REQUIREMENT: The entire set of lines below should be copied exactly.

····················

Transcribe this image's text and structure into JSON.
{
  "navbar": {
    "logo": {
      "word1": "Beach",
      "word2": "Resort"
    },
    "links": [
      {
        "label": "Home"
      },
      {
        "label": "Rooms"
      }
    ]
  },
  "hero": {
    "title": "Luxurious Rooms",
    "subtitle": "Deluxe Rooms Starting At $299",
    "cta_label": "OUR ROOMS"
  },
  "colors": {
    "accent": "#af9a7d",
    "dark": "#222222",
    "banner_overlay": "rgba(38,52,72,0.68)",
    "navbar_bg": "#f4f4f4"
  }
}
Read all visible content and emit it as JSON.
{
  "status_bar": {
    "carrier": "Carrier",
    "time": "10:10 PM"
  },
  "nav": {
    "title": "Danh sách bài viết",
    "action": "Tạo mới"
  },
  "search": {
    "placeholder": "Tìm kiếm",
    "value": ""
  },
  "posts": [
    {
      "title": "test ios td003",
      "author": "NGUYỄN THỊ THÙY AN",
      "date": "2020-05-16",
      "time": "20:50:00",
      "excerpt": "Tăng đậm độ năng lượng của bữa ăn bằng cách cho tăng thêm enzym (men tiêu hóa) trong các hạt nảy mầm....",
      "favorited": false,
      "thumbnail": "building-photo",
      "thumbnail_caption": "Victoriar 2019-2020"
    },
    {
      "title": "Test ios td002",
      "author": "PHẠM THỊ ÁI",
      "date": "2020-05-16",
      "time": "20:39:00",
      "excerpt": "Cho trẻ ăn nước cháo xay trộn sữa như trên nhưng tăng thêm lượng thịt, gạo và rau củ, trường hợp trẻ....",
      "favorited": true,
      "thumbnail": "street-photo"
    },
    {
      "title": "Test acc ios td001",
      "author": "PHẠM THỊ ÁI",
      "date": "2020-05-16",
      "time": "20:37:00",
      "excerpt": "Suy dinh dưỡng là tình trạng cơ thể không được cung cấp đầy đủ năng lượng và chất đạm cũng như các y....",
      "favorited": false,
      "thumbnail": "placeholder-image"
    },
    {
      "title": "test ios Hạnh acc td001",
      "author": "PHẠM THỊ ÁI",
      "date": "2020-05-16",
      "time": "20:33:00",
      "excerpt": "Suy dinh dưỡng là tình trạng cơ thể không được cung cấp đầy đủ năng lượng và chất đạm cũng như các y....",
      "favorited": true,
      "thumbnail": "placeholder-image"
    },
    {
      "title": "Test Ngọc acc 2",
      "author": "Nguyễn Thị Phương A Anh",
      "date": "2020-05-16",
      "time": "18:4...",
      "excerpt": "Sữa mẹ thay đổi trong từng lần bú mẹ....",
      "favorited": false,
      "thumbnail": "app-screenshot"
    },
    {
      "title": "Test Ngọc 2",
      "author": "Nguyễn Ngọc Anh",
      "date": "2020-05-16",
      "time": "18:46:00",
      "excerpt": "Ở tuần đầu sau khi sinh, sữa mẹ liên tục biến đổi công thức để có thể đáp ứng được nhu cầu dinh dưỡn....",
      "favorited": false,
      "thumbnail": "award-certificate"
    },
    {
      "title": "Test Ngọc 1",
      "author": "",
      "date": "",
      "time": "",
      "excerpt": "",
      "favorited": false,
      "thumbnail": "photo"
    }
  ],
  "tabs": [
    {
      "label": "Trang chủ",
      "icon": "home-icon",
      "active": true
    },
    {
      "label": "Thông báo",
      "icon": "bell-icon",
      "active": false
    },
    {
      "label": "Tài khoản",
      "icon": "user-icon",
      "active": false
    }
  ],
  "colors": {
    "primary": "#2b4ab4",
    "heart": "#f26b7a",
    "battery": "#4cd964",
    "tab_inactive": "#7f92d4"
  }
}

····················

RESULT OF THE TASK:
Transcribe this image's text and structure into JSON.
{
  "navbar": {
    "logo": {
      "word1": "Beach",
      "word2": "Resort"
    },
    "links": [
      {
        "label": "Home"
      },
      {
        "label": "Rooms"
      }
    ]
  },
  "hero": {
    "title": "Luxurious Rooms",
    "subtitle": "Deluxe Rooms Starting At $299",
    "cta_label": "OUR ROOMS"
  },
  "colors": {
    "accent": "#af9a7d",
    "dark": "#222222",
    "banner_overlay": "rgba(38,52,72,0.68)",
    "navbar_bg": "#f4f4f4"
  }
}
Read all visible content and emit it as JSON.
{
  "status_bar": {
    "carrier": "Carrier",
    "time": "10:10 PM"
  },
  "nav": {
    "title": "Danh sách bài viết",
    "action": "Tạo mới"
  },
  "search": {
    "placeholder": "Tìm kiếm",
    "value": ""
  },
  "posts": [
    {
      "title": "test ios td003",
      "author": "NGUYỄN THỊ THÙY AN",
      "date": "2020-05-16",
      "time": "20:50:00",
      "excerpt": "Tăng đậm độ năng lượng của bữa ăn bằng cách cho tăng thêm enzym (men tiêu hóa) trong các hạt nảy mầm....",
      "favorited": false,
      "thumbnail": "building-photo",
      "thumbnail_caption": "Victoriar 2019-2020"
    },
    {
      "title": "Test ios td002",
      "author": "PHẠM THỊ ÁI",
      "date": "2020-05-16",
      "time": "20:39:00",
      "excerpt": "Cho trẻ ăn nước cháo xay trộn sữa như trên nhưng tăng thêm lượng thịt, gạo và rau củ, trường hợp trẻ....",
      "favorited": true,
      "thumbnail": "street-photo"
    },
    {
      "title": "Test acc ios td001",
      "author": "PHẠM THỊ ÁI",
      "date": "2020-05-16",
      "time": "20:37:00",
      "excerpt": "Suy dinh dưỡng là tình trạng cơ thể không được cung cấp đầy đủ năng lượng và chất đạm cũng như các y....",
      "favorited": false,
      "thumbnail": "placeholder-image"
    },
    {
      "title": "test ios Hạnh acc td001",
      "author": "PHẠM THỊ ÁI",
      "date": "2020-05-16",
      "time": "20:33:00",
      "excerpt": "Suy dinh dưỡng là tình trạng cơ thể không được cung cấp đầy đủ năng lượng và chất đạm cũng như các y....",
      "favorited": true,
      "thumbnail": "placeholder-image"
    },
    {
      "title": "Test Ngọc acc 2",
      "author": "Nguyễn Thị Phương A Anh",
      "date": "2020-05-16",
      "time": "18:4...",
      "excerpt": "Sữa mẹ thay đổi trong từng lần bú mẹ....",
      "favorited": false,
      "thumbnail": "app-screenshot"
    },
    {
      "title": "Test Ngọc 2",
      "author": "Nguyễn Ngọc Anh",
      "date": "2020-05-16",
      "time": "18:46:00",
      "excerpt": "Ở tuần đầu sau khi sinh, sữa mẹ liên tục biến đổi công thức để có thể đáp ứng được nhu cầu dinh dưỡn....",
      "favorited": false,
      "thumbnail": "award-certificate"
    },
    {
      "title": "Test Ngọc 1",
      "author": "",
      "date": "",
      "time": "",
      "excerpt": "",
      "favorited": false,
      "thumbnail": "photo"
    }
  ],
  "tabs": [
    {
      "label": "Trang chủ",
      "icon": "home-icon",
      "active": true
    },
    {
      "label": "Thông báo",
      "icon": "bell-icon",
      "active": false
    },
    {
      "label": "Tài khoản",
      "icon": "user-icon",
      "active": false
    }
  ],
  "colors": {
    "primary": "#2b4ab4",
    "heart": "#f26b7a",
    "battery": "#4cd964",
    "tab_inactive": "#7f92d4"
  }
}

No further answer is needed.